In the world we're talking about, 'Anyone can say anything about any topic', so the notion of point of view is very important. This is something we're not used to in LibraryLand--we have the idea that catalogers should be objective when creating data, not expressing a particular point of view. The critical need is to know 'who says?' when evaluating statements, and both the W3C and DCMI are looking into how to ensure that linked data statements come with provenance to answer that question (among others). This is a much more 'open world' way to look at data, one that does seem a bit dangerous for those of us from a more closed environment. One of the skills we'll need then, in this new world, is the ability to evaluate this information, and to choose what works for us and our applications.

Question: Is there any

Question: Is there any limitation with links only going in one direction? Would you need to create two links to express a relationship--one for the relationship and one for the inverse relationship?
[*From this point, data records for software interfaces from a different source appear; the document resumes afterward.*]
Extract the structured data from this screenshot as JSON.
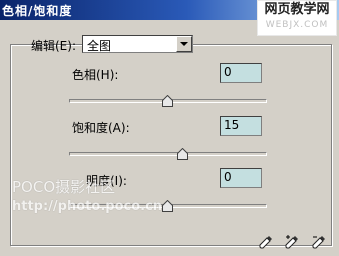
{
  "window": {
    "title": "色相/饱和度"
  },
  "site_logo": {
    "line1": "网页教学网",
    "line2": "WEBJX.COM"
  },
  "edit": {
    "label": "编辑(E):",
    "value": "全图"
  },
  "sliders": {
    "hue": {
      "label": "色相(H):",
      "value": "0",
      "level": 0.5
    },
    "saturation": {
      "label": "饱和度(A):",
      "value": "15",
      "level": 0.575
    },
    "lightness": {
      "label": "明度(I):",
      "value": "0",
      "level": 0.5
    }
  },
  "watermark": {
    "line1": "POCO摄影社区",
    "line2": "http://photo.poco.cn"
  },
  "tools": [
    "eyedropper-icon",
    "eyedropper-plus-icon",
    "eyedropper-minus-icon"
  ]
}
One could create relationships going both ways and identify them as reciprocal, which would allow them to be used for inferencing. This would also allow applications to create these for you (the Open Metadata Registry does this with 'broader' and 'narrower' relationships in the SKOS vocabularies). So there's not just one way to do it, but it's definitely one of the things we should be taking advantage of when we think about RDA implementation!

Question: "Does the long
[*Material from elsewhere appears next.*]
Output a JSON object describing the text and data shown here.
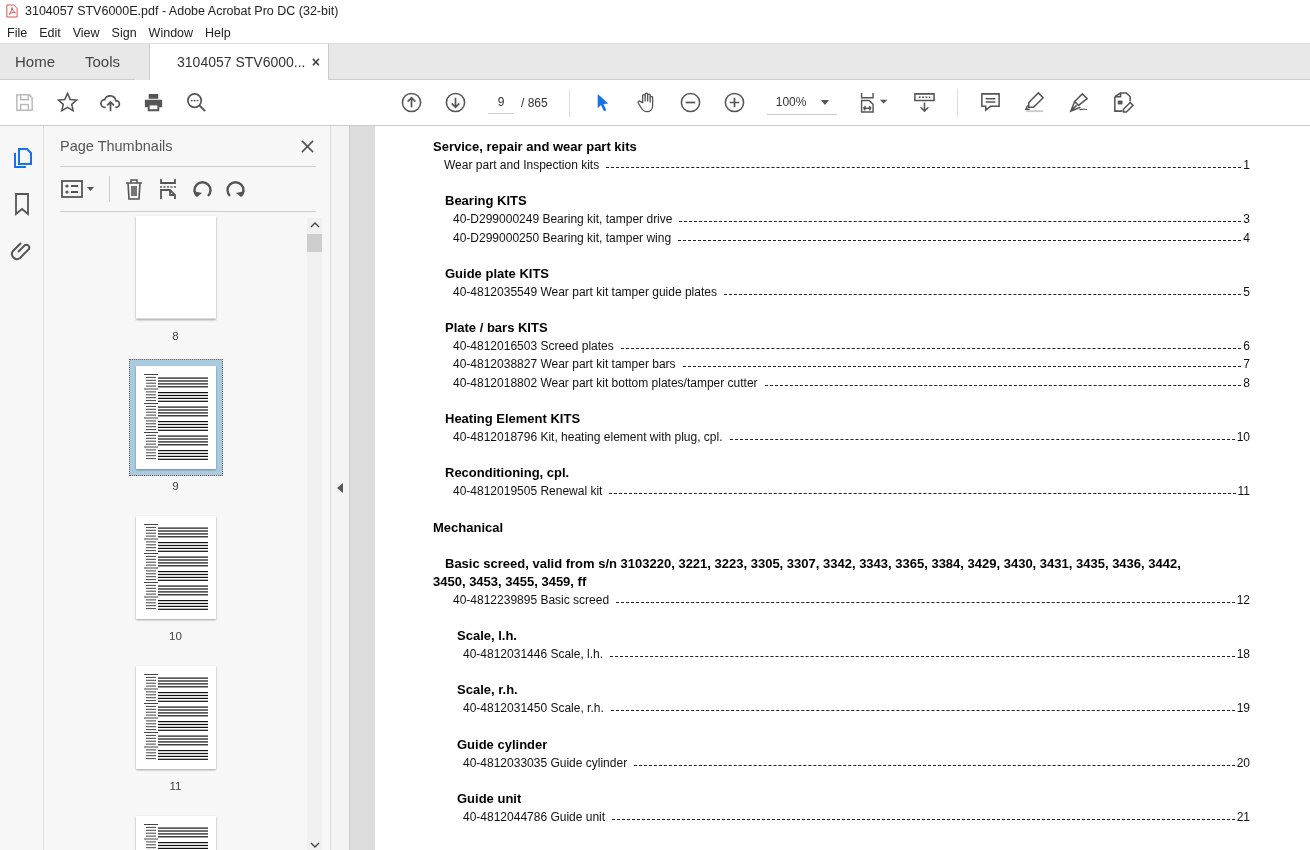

Question: "Does the long history of library use of controlled vocabularies give us a leg up on moving to linked data? Or is it still a problem in making them machine-readable?"

Clearly our experience with community created and maintained vocabularies and authority files SHOULD give us a leg up on moving to linked data, and I believe that ultimately we will see that benefit becoming real. At the moment, we're largely relying on the current managers of those assets to make that leap of faith and technology, but the process has been slower than many of us would like. I'll talk a bit more about these issues next week in the third (and final) portion of the webcast.

"If you have a Web of data,

"If you have a Web of data, do you still have bibliographic records?"

You still have bibliographic descriptions. In other words, you can still gather, display, offload, or share a particular set of data that you consider to be a single description. There could be a standard set of fields that the library community treats as a "record." At the same time, if someone has an application that only uses, say, the date of publication and the size of the book, that is perfectly legitimate.

In the data world today we (and just about everyone else creating data) pre-determine the contents of a record. Because of the pre-determination, we all have to use exactly the same record. In the linked data world what makes up a logical "set" is up to the application that wants to use the data. In an environment where it is easy for applications to draw on data from a variety of sources, libraries can pull their bibliographic descriptions from the same pool used by authors creating citations in a document, or reading groups making up their reading lists. Serious academic use of bibliographic data can ignore the cover art and promotional materials that will be vital for online bookstores.

It's not that you can't do this today, but it is difficult because the different bits of data are in separate databases and don't use the same record formats. With a large pool of data that is intercompatible and homogeneous in its data format, these different "views" are a natural outcome.

I have some links that

I have some links that respond to the question about OCLC and its record use policy. At the recent OCLC members council meeting there was a session on linked data including the issue of opening the data for linking on the web. In Karen Calhoun's remarks, she stated that OCLC is considering opening the data for use following the Open Data Commons license ODC-BY, which allows re-use of the data with attribution (similar to a Creative Commons CC-BY license, if you are familiar with that).